■ **MATERIAL PROVIDED**:
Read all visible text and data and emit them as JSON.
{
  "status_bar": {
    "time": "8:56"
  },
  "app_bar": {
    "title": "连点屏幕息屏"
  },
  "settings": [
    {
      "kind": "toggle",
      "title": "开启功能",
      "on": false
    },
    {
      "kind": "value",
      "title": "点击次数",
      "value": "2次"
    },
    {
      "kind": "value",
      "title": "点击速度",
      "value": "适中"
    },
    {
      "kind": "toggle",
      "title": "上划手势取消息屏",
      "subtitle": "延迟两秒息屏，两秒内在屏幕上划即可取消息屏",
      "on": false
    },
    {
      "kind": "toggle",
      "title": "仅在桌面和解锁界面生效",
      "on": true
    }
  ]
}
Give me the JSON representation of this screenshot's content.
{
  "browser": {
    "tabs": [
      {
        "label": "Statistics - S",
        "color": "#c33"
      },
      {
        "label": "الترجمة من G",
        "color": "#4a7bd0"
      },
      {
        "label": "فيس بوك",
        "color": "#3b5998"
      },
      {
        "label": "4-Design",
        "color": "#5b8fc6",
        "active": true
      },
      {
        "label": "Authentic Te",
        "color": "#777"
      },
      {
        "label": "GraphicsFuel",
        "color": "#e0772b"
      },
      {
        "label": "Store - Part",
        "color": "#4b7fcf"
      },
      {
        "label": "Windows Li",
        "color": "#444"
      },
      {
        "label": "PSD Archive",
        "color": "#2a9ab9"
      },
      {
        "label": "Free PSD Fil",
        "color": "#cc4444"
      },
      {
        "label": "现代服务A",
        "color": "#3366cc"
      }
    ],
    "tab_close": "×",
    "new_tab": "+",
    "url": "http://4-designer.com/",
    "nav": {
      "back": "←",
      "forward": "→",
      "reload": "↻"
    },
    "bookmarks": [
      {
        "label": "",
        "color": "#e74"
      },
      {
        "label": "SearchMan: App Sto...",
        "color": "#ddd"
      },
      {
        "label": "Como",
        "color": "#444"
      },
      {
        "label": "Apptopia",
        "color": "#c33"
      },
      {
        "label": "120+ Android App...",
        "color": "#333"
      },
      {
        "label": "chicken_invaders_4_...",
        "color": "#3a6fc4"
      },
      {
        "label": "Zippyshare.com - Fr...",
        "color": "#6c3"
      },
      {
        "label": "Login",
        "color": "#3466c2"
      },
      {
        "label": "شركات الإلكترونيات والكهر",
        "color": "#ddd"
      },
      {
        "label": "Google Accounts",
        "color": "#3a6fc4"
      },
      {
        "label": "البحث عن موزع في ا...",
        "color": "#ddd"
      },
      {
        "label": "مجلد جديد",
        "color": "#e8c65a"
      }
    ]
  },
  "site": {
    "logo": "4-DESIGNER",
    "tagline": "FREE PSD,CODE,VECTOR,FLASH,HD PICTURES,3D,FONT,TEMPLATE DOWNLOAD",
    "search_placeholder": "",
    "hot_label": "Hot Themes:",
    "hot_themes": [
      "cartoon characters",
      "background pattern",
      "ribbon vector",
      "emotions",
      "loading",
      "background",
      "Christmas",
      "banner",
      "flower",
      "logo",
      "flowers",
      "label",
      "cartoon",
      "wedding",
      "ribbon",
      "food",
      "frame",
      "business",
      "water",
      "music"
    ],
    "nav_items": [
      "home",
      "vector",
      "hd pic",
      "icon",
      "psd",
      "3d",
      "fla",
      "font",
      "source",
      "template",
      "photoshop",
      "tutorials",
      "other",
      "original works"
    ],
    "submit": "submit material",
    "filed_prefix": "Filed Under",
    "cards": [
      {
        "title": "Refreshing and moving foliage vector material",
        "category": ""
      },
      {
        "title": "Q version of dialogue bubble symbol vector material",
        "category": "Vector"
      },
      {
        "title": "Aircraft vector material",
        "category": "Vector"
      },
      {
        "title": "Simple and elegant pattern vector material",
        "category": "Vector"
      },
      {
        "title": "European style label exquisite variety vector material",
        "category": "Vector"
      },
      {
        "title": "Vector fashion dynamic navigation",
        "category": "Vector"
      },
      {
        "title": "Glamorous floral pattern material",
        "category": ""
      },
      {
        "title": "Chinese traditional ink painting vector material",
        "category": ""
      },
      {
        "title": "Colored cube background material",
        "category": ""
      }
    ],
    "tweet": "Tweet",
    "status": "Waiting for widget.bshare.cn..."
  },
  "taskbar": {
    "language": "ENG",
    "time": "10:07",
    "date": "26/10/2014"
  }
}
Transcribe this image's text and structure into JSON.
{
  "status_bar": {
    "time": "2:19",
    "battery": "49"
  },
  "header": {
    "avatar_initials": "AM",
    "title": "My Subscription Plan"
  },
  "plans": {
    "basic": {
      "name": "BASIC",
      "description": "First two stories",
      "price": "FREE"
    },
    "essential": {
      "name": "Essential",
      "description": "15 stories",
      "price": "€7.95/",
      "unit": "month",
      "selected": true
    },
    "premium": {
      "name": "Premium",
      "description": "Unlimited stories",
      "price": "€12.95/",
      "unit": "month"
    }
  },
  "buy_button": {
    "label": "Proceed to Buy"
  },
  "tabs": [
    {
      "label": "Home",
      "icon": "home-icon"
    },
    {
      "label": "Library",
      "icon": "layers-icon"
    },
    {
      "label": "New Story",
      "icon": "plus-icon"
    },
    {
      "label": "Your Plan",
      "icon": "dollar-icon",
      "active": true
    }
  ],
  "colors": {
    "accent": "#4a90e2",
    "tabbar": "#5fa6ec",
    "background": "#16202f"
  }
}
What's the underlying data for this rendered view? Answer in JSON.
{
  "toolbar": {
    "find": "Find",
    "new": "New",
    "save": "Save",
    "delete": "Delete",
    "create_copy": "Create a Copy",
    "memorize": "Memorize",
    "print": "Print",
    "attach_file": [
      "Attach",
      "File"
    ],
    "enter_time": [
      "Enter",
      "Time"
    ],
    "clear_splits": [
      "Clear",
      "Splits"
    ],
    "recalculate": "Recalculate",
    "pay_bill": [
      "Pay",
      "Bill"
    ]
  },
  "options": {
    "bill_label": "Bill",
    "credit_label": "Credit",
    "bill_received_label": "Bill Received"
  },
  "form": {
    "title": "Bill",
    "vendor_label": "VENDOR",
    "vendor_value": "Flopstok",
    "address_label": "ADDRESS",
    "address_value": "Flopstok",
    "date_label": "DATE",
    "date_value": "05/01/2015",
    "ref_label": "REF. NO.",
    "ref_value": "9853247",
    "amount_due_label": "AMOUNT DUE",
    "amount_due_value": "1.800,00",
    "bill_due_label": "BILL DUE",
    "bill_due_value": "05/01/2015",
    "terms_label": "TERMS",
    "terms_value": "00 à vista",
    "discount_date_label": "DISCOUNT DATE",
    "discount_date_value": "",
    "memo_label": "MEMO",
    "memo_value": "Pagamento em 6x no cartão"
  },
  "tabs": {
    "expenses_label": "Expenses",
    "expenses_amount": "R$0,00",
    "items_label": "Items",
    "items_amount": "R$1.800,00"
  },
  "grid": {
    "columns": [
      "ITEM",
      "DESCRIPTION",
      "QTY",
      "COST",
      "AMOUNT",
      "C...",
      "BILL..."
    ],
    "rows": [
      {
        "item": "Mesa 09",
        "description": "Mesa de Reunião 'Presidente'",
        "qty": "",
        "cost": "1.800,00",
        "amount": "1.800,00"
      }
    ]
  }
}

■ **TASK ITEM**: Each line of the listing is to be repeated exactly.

■ **EXERCISE RESPONSE**:
Read all visible text and data and emit them as JSON.
{
  "status_bar": {
    "time": "8:56"
  },
  "app_bar": {
    "title": "连点屏幕息屏"
  },
  "settings": [
    {
      "kind": "toggle",
      "title": "开启功能",
      "on": false
    },
    {
      "kind": "value",
      "title": "点击次数",
      "value": "2次"
    },
    {
      "kind": "value",
      "title": "点击速度",
      "value": "适中"
    },
    {
      "kind": "toggle",
      "title": "上划手势取消息屏",
      "subtitle": "延迟两秒息屏，两秒内在屏幕上划即可取消息屏",
      "on": false
    },
    {
      "kind": "toggle",
      "title": "仅在桌面和解锁界面生效",
      "on": true
    }
  ]
}
Give me the JSON representation of this screenshot's content.
{
  "browser": {
    "tabs": [
      {
        "label": "Statistics - S",
        "color": "#c33"
      },
      {
        "label": "الترجمة من G",
        "color": "#4a7bd0"
      },
      {
        "label": "فيس بوك",
        "color": "#3b5998"
      },
      {
        "label": "4-Design",
        "color": "#5b8fc6",
        "active": true
      },
      {
        "label": "Authentic Te",
        "color": "#777"
      },
      {
        "label": "GraphicsFuel",
        "color": "#e0772b"
      },
      {
        "label": "Store - Part",
        "color": "#4b7fcf"
      },
      {
        "label": "Windows Li",
        "color": "#444"
      },
      {
        "label": "PSD Archive",
        "color": "#2a9ab9"
      },
      {
        "label": "Free PSD Fil",
        "color": "#cc4444"
      },
      {
        "label": "现代服务A",
        "color": "#3366cc"
      }
    ],
    "tab_close": "×",
    "new_tab": "+",
    "url": "http://4-designer.com/",
    "nav": {
      "back": "←",
      "forward": "→",
      "reload": "↻"
    },
    "bookmarks": [
      {
        "label": "",
        "color": "#e74"
      },
      {
        "label": "SearchMan: App Sto...",
        "color": "#ddd"
      },
      {
        "label": "Como",
        "color": "#444"
      },
      {
        "label": "Apptopia",
        "color": "#c33"
      },
      {
        "label": "120+ Android App...",
        "color": "#333"
      },
      {
        "label": "chicken_invaders_4_...",
        "color": "#3a6fc4"
      },
      {
        "label": "Zippyshare.com - Fr...",
        "color": "#6c3"
      },
      {
        "label": "Login",
        "color": "#3466c2"
      },
      {
        "label": "شركات الإلكترونيات والكهر",
        "color": "#ddd"
      },
      {
        "label": "Google Accounts",
        "color": "#3a6fc4"
      },
      {
        "label": "البحث عن موزع في ا...",
        "color": "#ddd"
      },
      {
        "label": "مجلد جديد",
        "color": "#e8c65a"
      }
    ]
  },
  "site": {
    "logo": "4-DESIGNER",
    "tagline": "FREE PSD,CODE,VECTOR,FLASH,HD PICTURES,3D,FONT,TEMPLATE DOWNLOAD",
    "search_placeholder": "",
    "hot_label": "Hot Themes:",
    "hot_themes": [
      "cartoon characters",
      "background pattern",
      "ribbon vector",
      "emotions",
      "loading",
      "background",
      "Christmas",
      "banner",
      "flower",
      "logo",
      "flowers",
      "label",
      "cartoon",
      "wedding",
      "ribbon",
      "food",
      "frame",
      "business",
      "water",
      "music"
    ],
    "nav_items": [
      "home",
      "vector",
      "hd pic",
      "icon",
      "psd",
      "3d",
      "fla",
      "font",
      "source",
      "template",
      "photoshop",
      "tutorials",
      "other",
      "original works"
    ],
    "submit": "submit material",
    "filed_prefix": "Filed Under",
    "cards": [
      {
        "title": "Refreshing and moving foliage vector material",
        "category": ""
      },
      {
        "title": "Q version of dialogue bubble symbol vector material",
        "category": "Vector"
      },
      {
        "title": "Aircraft vector material",
        "category": "Vector"
      },
      {
        "title": "Simple and elegant pattern vector material",
        "category": "Vector"
      },
      {
        "title": "European style label exquisite variety vector material",
        "category": "Vector"
      },
      {
        "title": "Vector fashion dynamic navigation",
        "category": "Vector"
      },
      {
        "title": "Glamorous floral pattern material",
        "category": ""
      },
      {
        "title": "Chinese traditional ink painting vector material",
        "category": ""
      },
      {
        "title": "Colored cube background material",
        "category": ""
      }
    ],
    "tweet": "Tweet",
    "status": "Waiting for widget.bshare.cn..."
  },
  "taskbar": {
    "language": "ENG",
    "time": "10:07",
    "date": "26/10/2014"
  }
}
Transcribe this image's text and structure into JSON.
{
  "status_bar": {
    "time": "2:19",
    "battery": "49"
  },
  "header": {
    "avatar_initials": "AM",
    "title": "My Subscription Plan"
  },
  "plans": {
    "basic": {
      "name": "BASIC",
      "description": "First two stories",
      "price": "FREE"
    },
    "essential": {
      "name": "Essential",
      "description": "15 stories",
      "price": "€7.95/",
      "unit": "month",
      "selected": true
    },
    "premium": {
      "name": "Premium",
      "description": "Unlimited stories",
      "price": "€12.95/",
      "unit": "month"
    }
  },
  "buy_button": {
    "label": "Proceed to Buy"
  },
  "tabs": [
    {
      "label": "Home",
      "icon": "home-icon"
    },
    {
      "label": "Library",
      "icon": "layers-icon"
    },
    {
      "label": "New Story",
      "icon": "plus-icon"
    },
    {
      "label": "Your Plan",
      "icon": "dollar-icon",
      "active": true
    }
  ],
  "colors": {
    "accent": "#4a90e2",
    "tabbar": "#5fa6ec",
    "background": "#16202f"
  }
}
What's the underlying data for this rendered view? Answer in JSON.
{
  "toolbar": {
    "find": "Find",
    "new": "New",
    "save": "Save",
    "delete": "Delete",
    "create_copy": "Create a Copy",
    "memorize": "Memorize",
    "print": "Print",
    "attach_file": [
      "Attach",
      "File"
    ],
    "enter_time": [
      "Enter",
      "Time"
    ],
    "clear_splits": [
      "Clear",
      "Splits"
    ],
    "recalculate": "Recalculate",
    "pay_bill": [
      "Pay",
      "Bill"
    ]
  },
  "options": {
    "bill_label": "Bill",
    "credit_label": "Credit",
    "bill_received_label": "Bill Received"
  },
  "form": {
    "title": "Bill",
    "vendor_label": "VENDOR",
    "vendor_value": "Flopstok",
    "address_label": "ADDRESS",
    "address_value": "Flopstok",
    "date_label": "DATE",
    "date_value": "05/01/2015",
    "ref_label": "REF. NO.",
    "ref_value": "9853247",
    "amount_due_label": "AMOUNT DUE",
    "amount_due_value": "1.800,00",
    "bill_due_label": "BILL DUE",
    "bill_due_value": "05/01/2015",
    "terms_label": "TERMS",
    "terms_value": "00 à vista",
    "discount_date_label": "DISCOUNT DATE",
    "discount_date_value": "",
    "memo_label": "MEMO",
    "memo_value": "Pagamento em 6x no cartão"
  },
  "tabs": {
    "expenses_label": "Expenses",
    "expenses_amount": "R$0,00",
    "items_label": "Items",
    "items_amount": "R$1.800,00"
  },
  "grid": {
    "columns": [
      "ITEM",
      "DESCRIPTION",
      "QTY",
      "COST",
      "AMOUNT",
      "C...",
      "BILL..."
    ],
    "rows": [
      {
        "item": "Mesa 09",
        "description": "Mesa de Reunião 'Presidente'",
        "qty": "",
        "cost": "1.800,00",
        "amount": "1.800,00"
      }
    ]
  }
}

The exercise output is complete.